CLEVELAND — A wrong-way driver tempted fate early Monday morning on I-480 near State Road and narrowly avoided causing a serious head-on collision in the westbound lanes, according to ODOT traffic camera video obtained by News 5 through a public records request. Monday’s near-miss, the second incident in the past six months involving a wrong-way driver near I-480 and State Road, comes as ODOT continues its efforts to curb the exceedingly rare but exceedingly dangerous issue of wrong-way traffic crashes.
Shortly before 12:15 a.m. on Monday, the driver of a white four-door sedan was heading south on State Road near the on-ramp to I-480 westbound. The traffic camera video shows the driver activate the car’s left turn signal before entering the exit ramp, which featured no fewer than four "wrong way" signs and a "do not enter" sign.
Forty seconds later, the driver of the sedan clipped the back of a small truck, which had swerved out of the way to avoid colliding with the wrong-way driver. There were no serious injuries.
In early December 2021, a suspected drunk driver also entered the exit ramp and began driving in the wrong direction on I-480. Fortunately, a state trooper spotted her and was able to perform a pursuit intervention technique, or PIT maneuver, before she caused a violent, head-on collision.
Although wrong-way crashes account for 0.01% of all traffic crashes statewide, they are 40 times more likely to result in serious injury or death.
“It is something that [ODOT] takes very seriously,” said ODOT spokesperson Amanda McFarland.
In recent years, ODOT has taken numerous steps to limit wrong-way crashes from happening, including the installation of additional "wrong way" signs on entry and exit ramps as well as additional signage that is located lower to the ground in order to be more present in drivers’ fields of view.
“We beefed up those signs and we also put them lower because statistics show that those that are impaired while behind the wheel tend to look down while driving,” McFarland said.
According to preliminary traffic crash data provided by the Ohio State Highway Patrol, there were nearly 1,000 wrong-way crashes on divided highways from 2016 through 2021. Those crashes, about a third of which involved an impaired driver, killed more than 130 people and injured around 800.
“Impaired driving is what causes the majority of these types of incidents. It’s literally like blindfolding yourself and throwing an arrow at a map to try to and figure out where the next one is going to occur,” McFarland said.
Over the past several years, the state has increased its efforts in collecting crash data and mapping wrong-way crashes in order to find commonalities. The tracking of that data led state leaders earlier this year to announce that ODOT would be installing up to 50 wrong way detection systems at 25 locations along the I-90 and I-71 corridors in the Cleveland area between West 150th Street and East 140th Street. Construction on the $1.8 million project should begin next year.
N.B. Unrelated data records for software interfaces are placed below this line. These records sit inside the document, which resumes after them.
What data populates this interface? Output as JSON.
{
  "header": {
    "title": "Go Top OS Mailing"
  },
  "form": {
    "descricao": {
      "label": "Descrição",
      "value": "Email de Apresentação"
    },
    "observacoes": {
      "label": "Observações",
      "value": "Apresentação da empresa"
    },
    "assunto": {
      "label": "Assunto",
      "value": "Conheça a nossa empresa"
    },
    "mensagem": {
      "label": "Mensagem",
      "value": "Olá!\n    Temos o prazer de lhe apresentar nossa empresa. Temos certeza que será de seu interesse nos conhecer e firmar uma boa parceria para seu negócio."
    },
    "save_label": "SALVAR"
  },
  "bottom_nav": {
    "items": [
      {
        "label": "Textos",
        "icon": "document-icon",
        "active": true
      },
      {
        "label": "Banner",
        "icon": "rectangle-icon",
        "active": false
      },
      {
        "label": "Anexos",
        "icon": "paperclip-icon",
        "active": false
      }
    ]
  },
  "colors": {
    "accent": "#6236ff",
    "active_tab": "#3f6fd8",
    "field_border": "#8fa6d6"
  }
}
The wrong-way detection devices activate flashing lights to warn a driver that they are going the wrong way. The system, which also captures a small snippet of video to ensure the detection wasn’t a false alarm, also automatically notifies ODOT and the local police department.
“We are constantly tracking and monitoring where these incidents are occurring because we have seen such success in the Cincinnati area with this system. We do think if other corridors present themselves with the data that we’re tracking, we could certainly expand this system in Northeast Ohio and the Cleveland area specifically,” McFarland said. “In addition to the crash data and the wrong-way driver data that we looked at, we also looked at locations and ramps where there were alcohol establishments and restaurants that serve alcohol because, as we all know, that unfortunately plays a role in these wrong-way crashes.”